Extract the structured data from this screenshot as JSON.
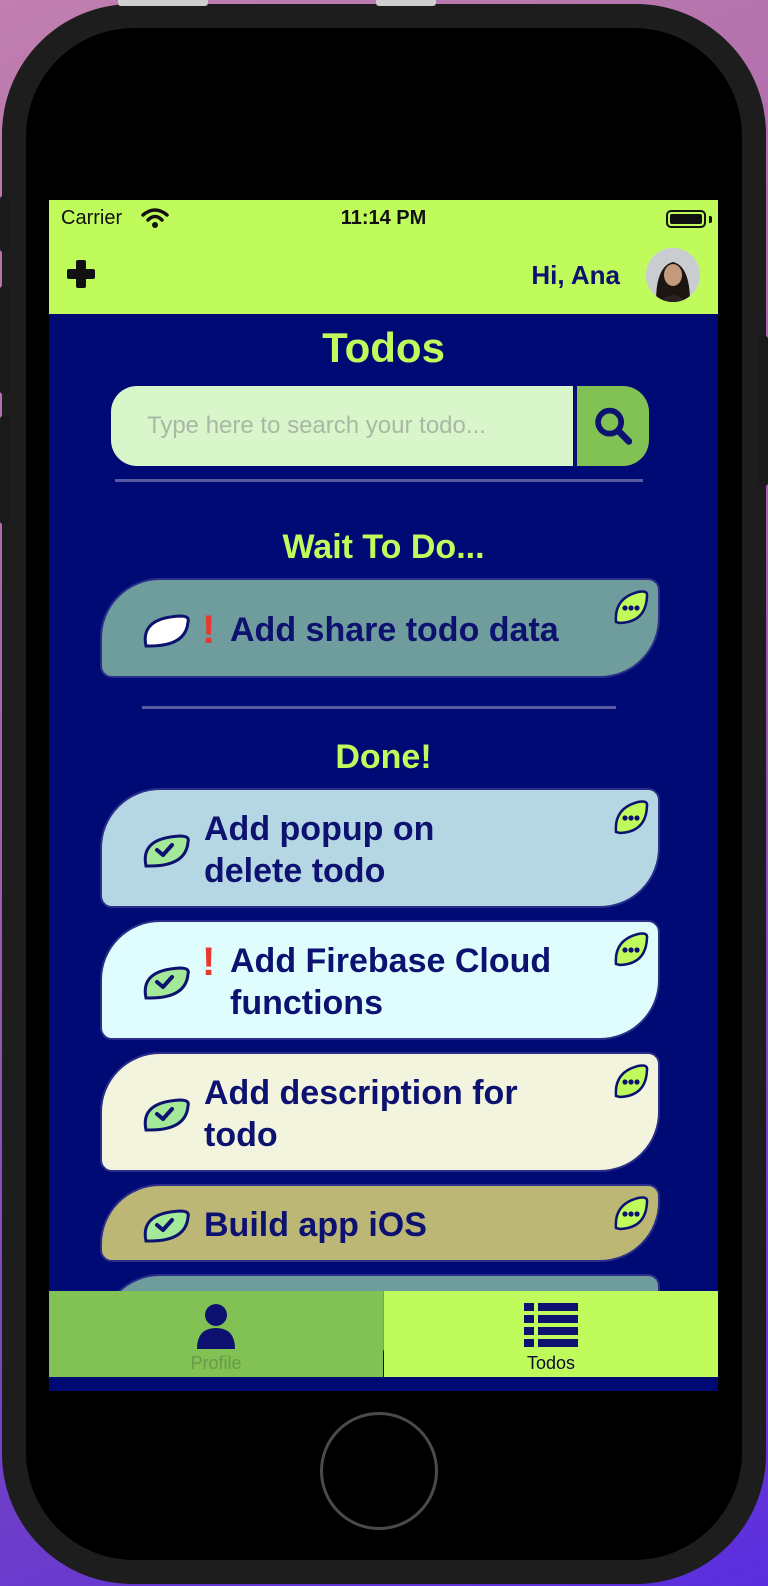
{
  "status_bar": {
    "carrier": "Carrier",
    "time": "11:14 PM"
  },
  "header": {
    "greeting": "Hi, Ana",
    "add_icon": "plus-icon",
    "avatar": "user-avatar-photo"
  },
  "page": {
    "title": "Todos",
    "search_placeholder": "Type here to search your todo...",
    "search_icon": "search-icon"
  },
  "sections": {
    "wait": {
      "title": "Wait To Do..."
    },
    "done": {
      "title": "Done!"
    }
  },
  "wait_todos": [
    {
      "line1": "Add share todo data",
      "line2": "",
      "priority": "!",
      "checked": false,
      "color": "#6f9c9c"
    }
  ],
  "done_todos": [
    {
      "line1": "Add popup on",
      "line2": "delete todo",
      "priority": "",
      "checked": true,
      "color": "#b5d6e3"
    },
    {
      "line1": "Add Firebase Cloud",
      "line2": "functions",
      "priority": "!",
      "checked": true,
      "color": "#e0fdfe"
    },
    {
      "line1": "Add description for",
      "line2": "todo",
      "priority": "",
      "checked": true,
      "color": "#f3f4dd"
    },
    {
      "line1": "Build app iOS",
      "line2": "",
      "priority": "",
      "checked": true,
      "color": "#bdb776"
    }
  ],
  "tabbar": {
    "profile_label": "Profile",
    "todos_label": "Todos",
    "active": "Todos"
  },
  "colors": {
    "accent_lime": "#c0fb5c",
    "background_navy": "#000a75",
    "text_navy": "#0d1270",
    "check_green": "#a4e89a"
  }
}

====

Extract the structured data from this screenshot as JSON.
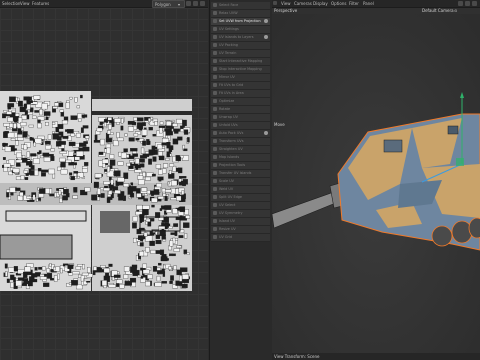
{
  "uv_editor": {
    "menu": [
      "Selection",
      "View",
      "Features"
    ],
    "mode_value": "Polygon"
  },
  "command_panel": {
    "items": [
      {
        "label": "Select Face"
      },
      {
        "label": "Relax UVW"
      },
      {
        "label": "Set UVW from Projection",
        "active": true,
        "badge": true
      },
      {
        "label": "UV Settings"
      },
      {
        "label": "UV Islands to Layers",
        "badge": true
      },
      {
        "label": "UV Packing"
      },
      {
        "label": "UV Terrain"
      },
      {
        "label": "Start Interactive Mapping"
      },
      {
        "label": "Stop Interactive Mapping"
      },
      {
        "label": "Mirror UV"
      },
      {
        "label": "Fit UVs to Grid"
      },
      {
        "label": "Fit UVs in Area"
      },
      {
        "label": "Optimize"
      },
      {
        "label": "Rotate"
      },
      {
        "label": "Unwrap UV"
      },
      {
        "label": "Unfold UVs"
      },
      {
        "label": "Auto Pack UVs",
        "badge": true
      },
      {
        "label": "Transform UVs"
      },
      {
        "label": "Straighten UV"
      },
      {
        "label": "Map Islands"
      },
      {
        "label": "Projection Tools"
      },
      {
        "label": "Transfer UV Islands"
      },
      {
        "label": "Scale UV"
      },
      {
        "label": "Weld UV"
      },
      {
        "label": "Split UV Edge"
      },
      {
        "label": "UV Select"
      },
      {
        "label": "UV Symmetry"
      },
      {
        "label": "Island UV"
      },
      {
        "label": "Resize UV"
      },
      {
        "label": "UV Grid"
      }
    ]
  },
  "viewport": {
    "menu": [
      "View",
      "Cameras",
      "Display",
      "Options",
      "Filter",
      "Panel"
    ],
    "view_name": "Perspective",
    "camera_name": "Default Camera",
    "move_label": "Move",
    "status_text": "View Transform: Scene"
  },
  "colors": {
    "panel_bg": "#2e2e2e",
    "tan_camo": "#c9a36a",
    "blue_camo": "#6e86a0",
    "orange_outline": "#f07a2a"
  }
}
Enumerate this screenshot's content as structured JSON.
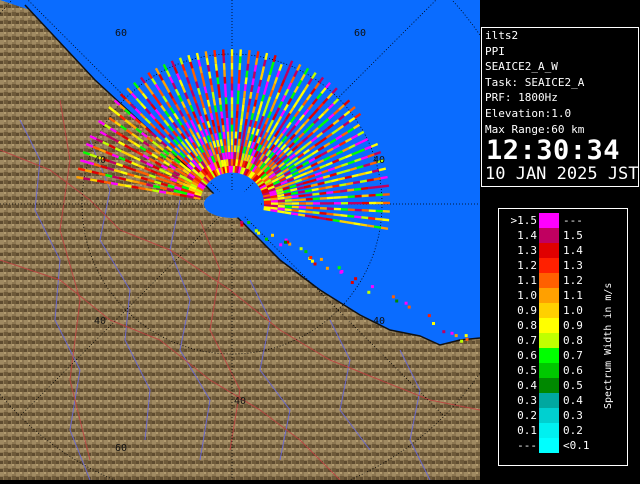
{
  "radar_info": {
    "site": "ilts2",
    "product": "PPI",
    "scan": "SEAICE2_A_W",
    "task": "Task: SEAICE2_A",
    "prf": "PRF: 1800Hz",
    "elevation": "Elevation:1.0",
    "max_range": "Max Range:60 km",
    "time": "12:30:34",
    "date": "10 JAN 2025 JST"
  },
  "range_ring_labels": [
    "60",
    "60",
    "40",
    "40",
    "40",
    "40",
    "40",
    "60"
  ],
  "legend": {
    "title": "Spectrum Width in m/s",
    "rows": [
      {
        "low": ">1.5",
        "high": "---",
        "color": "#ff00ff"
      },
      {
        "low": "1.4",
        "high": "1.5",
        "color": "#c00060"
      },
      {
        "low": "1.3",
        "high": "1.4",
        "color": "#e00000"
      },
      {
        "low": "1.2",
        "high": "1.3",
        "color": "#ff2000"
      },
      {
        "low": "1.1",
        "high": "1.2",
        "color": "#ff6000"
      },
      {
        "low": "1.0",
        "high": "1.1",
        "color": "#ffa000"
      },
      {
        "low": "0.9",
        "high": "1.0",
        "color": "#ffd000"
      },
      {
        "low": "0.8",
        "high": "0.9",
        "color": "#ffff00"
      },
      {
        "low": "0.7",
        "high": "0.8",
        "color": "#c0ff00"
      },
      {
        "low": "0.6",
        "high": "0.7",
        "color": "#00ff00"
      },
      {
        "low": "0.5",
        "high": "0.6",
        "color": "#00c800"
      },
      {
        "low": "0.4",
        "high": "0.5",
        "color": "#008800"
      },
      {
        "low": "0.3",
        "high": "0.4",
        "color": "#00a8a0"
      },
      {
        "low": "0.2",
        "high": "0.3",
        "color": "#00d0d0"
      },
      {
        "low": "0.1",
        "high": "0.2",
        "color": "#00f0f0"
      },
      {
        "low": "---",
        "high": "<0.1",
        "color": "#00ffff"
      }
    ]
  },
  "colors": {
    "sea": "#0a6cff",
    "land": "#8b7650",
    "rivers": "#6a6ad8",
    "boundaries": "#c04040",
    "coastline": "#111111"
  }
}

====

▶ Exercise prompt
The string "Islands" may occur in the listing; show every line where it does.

▶ Response area
        "label": "UV Islands to Layers",
        "label": "Map Islands"
        "label": "Transfer UV Islands"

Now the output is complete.